● THE DATA
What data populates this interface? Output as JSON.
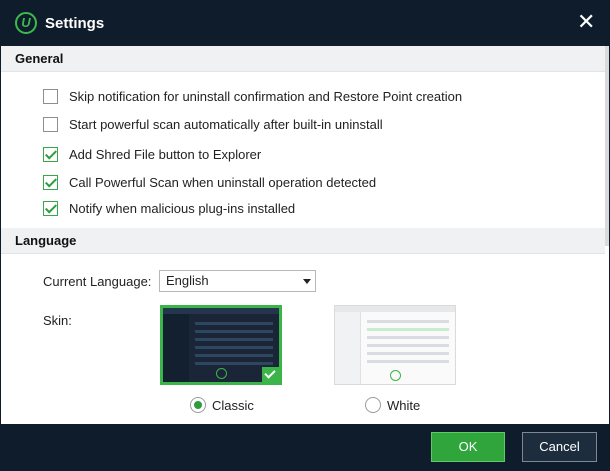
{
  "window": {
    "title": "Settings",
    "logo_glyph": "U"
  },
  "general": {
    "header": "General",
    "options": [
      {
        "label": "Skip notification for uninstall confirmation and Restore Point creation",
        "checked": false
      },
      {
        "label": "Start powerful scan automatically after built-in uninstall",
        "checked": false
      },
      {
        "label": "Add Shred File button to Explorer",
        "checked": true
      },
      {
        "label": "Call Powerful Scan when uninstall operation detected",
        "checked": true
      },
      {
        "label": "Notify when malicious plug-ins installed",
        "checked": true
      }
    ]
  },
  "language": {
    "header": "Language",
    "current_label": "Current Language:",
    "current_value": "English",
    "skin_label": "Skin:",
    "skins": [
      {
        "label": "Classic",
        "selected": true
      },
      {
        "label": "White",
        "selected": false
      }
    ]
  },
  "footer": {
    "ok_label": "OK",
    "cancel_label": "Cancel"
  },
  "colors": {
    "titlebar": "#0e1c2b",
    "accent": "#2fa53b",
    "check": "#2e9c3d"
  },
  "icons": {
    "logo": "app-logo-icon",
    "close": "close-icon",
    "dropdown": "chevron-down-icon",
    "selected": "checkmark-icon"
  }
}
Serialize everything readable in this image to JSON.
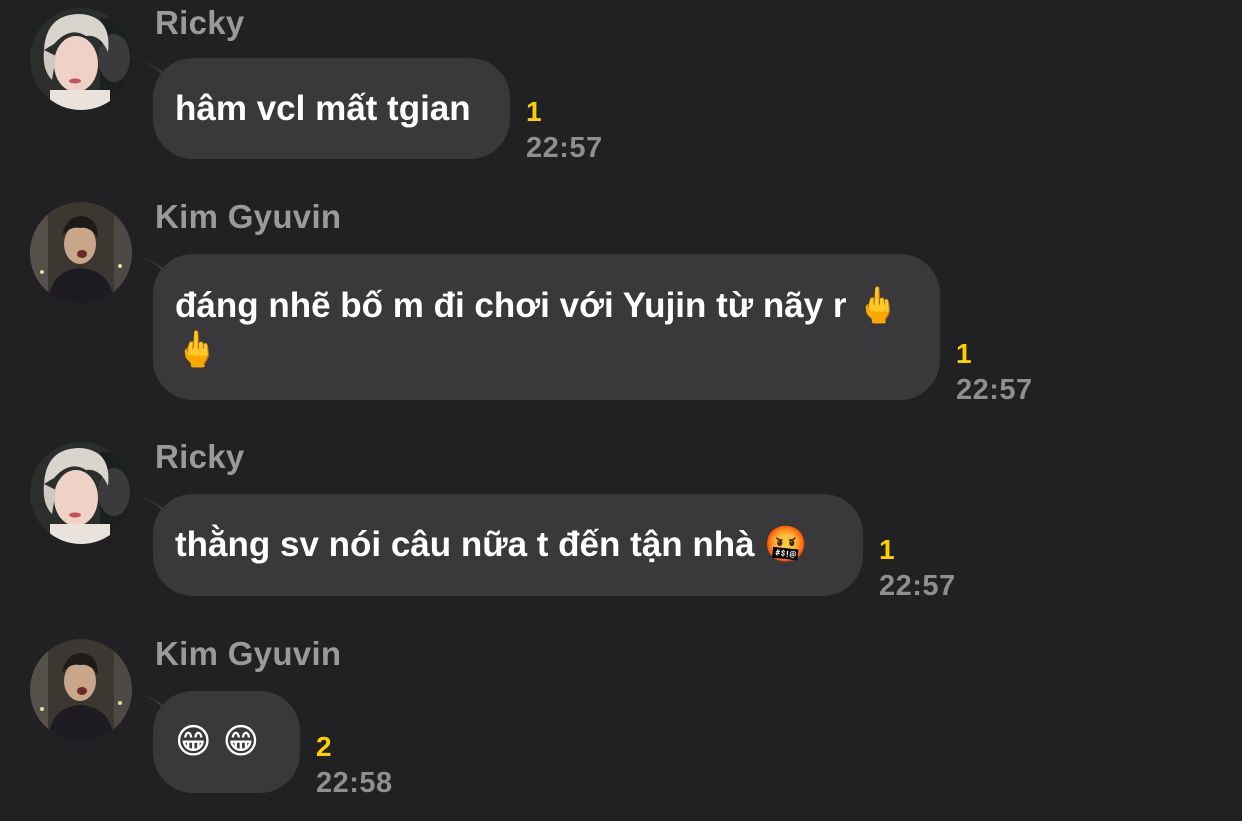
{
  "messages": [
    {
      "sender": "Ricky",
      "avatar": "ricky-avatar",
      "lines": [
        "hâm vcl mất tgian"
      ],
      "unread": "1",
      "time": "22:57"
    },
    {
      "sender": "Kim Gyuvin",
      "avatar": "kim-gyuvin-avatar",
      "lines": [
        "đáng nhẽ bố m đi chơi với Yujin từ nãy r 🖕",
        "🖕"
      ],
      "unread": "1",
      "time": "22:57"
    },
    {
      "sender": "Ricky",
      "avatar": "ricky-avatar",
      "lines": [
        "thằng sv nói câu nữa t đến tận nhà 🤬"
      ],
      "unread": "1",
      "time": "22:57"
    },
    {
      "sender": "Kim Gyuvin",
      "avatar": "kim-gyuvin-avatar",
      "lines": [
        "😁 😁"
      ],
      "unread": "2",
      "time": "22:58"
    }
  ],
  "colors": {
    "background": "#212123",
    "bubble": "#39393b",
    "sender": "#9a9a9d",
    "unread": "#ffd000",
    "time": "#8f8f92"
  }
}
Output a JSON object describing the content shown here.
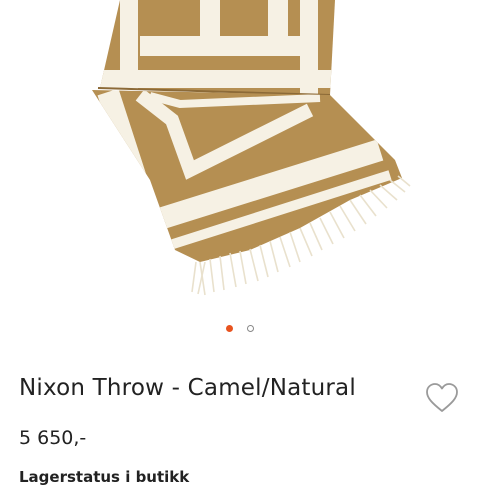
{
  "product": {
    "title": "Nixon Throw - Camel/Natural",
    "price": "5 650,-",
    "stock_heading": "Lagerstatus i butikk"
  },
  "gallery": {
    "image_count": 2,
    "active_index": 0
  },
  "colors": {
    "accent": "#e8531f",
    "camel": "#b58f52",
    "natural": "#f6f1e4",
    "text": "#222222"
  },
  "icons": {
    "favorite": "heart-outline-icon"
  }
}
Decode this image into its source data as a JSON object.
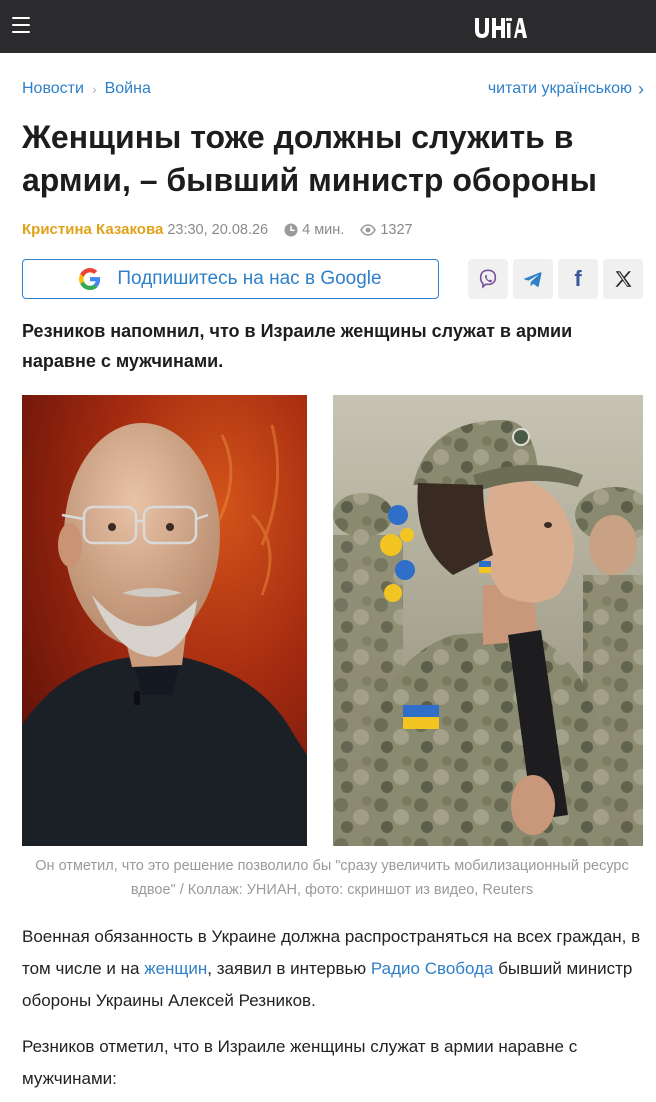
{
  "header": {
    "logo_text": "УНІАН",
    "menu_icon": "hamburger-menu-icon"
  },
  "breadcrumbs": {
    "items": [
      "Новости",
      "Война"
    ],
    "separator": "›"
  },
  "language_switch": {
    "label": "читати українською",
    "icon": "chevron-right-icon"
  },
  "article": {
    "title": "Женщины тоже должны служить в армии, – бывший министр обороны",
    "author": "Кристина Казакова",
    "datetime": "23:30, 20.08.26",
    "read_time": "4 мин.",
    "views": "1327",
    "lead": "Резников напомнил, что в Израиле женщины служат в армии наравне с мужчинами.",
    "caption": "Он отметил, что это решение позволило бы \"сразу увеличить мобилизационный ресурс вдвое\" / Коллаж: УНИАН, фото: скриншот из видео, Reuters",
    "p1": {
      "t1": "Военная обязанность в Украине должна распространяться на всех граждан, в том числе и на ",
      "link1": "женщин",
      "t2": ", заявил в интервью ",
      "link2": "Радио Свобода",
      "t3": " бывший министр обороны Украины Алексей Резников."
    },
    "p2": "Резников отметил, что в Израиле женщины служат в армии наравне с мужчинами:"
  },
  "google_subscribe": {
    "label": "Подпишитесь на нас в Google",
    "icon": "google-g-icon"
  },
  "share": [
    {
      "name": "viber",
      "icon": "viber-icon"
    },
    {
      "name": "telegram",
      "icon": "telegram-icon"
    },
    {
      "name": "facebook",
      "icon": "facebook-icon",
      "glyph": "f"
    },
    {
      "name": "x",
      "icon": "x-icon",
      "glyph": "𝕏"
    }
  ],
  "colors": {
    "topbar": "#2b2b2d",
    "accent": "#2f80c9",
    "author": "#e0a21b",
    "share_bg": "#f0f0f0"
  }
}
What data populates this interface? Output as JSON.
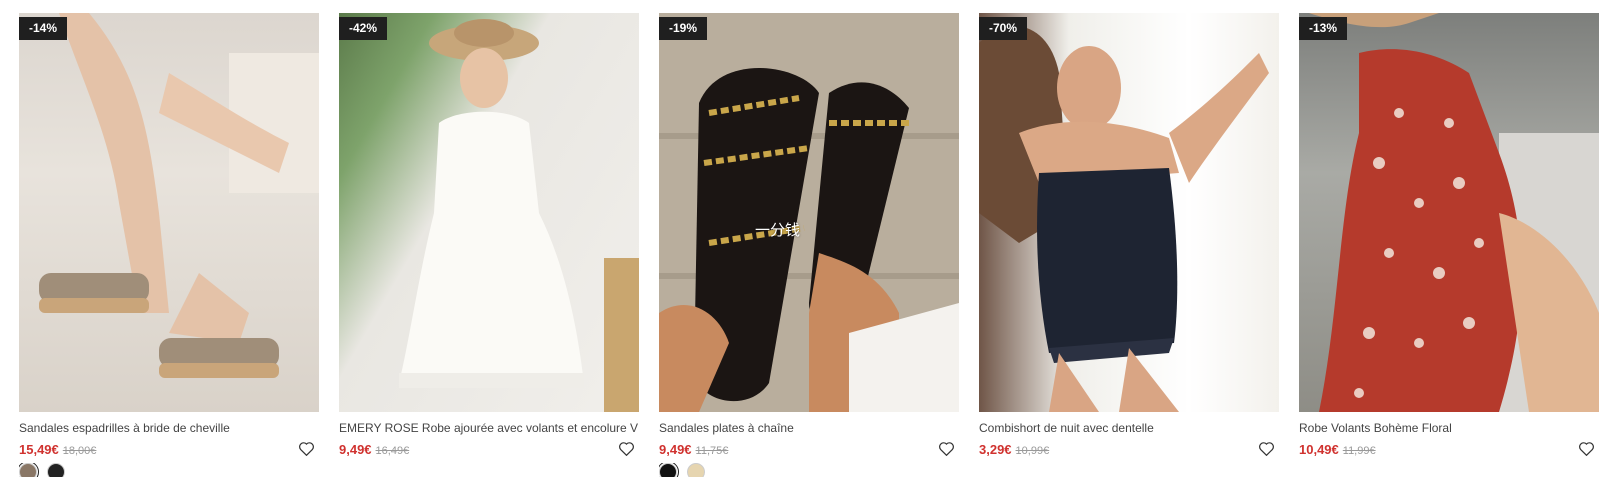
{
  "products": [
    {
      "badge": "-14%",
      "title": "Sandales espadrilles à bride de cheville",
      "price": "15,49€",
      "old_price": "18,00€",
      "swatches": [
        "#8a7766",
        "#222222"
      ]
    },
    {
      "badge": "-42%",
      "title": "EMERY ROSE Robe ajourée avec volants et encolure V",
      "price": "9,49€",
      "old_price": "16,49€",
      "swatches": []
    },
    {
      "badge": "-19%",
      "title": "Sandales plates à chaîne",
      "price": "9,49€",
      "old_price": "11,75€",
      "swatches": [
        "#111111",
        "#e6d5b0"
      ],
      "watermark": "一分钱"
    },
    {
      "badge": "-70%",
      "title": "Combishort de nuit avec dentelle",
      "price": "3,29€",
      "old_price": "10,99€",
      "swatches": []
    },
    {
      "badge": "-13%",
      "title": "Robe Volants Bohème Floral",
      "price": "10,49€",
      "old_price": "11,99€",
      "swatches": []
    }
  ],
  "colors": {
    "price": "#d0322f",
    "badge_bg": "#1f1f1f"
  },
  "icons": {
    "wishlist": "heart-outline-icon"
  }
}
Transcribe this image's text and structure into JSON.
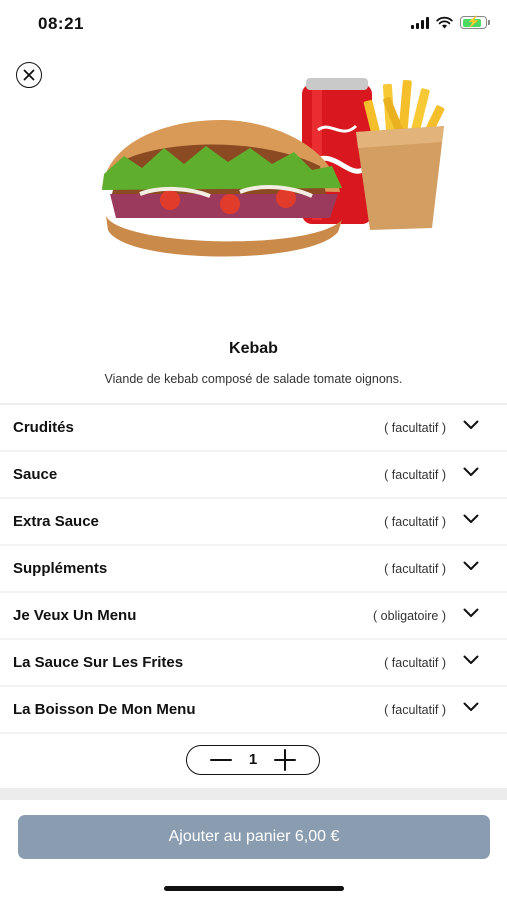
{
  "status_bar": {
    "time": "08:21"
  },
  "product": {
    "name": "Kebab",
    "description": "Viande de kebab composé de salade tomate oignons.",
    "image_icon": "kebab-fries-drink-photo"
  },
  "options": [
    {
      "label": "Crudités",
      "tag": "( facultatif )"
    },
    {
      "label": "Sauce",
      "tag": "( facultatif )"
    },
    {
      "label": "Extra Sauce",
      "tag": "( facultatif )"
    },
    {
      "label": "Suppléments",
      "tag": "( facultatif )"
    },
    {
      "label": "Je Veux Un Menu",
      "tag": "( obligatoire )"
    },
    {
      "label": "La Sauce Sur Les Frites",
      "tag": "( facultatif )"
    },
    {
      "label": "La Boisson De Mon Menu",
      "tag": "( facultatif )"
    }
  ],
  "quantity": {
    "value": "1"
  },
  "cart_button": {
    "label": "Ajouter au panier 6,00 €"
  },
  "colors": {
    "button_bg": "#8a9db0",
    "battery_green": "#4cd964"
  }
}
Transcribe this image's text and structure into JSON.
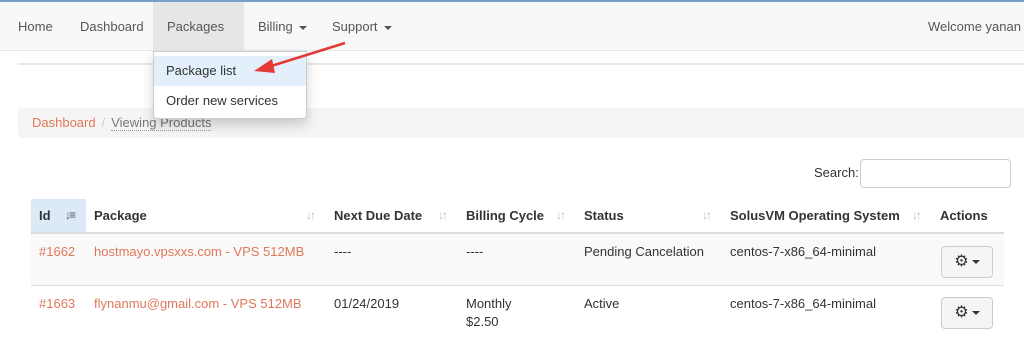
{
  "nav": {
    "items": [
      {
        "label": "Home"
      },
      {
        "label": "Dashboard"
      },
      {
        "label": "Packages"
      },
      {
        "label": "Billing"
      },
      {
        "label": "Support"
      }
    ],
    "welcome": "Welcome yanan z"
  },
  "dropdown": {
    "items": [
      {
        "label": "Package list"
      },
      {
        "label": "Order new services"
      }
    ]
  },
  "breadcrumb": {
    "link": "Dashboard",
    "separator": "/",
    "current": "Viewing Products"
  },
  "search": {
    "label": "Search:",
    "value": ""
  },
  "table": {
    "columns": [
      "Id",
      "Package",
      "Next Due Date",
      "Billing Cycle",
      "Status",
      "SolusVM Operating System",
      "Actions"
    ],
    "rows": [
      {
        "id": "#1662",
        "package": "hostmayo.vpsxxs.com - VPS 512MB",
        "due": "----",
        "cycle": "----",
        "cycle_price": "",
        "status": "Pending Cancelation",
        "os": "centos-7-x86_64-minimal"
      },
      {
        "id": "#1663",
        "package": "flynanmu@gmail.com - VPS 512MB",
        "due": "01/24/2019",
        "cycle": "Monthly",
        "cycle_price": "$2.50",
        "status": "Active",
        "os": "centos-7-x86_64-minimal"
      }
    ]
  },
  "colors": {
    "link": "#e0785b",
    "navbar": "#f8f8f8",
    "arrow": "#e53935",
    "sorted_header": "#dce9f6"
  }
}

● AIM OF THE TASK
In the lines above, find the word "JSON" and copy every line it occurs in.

● PROBLEM SOLUTION
What data populates this interface? Output as JSON.
Serialize everything readable in this image to JSON.
Output a JSON object describing the content shown here.
Decode this image into its source data as a JSON object.
What data populates this interface? Output as JSON.
Transcribe this image's text and structure into JSON.
Transcribe this image's text and structure into JSON.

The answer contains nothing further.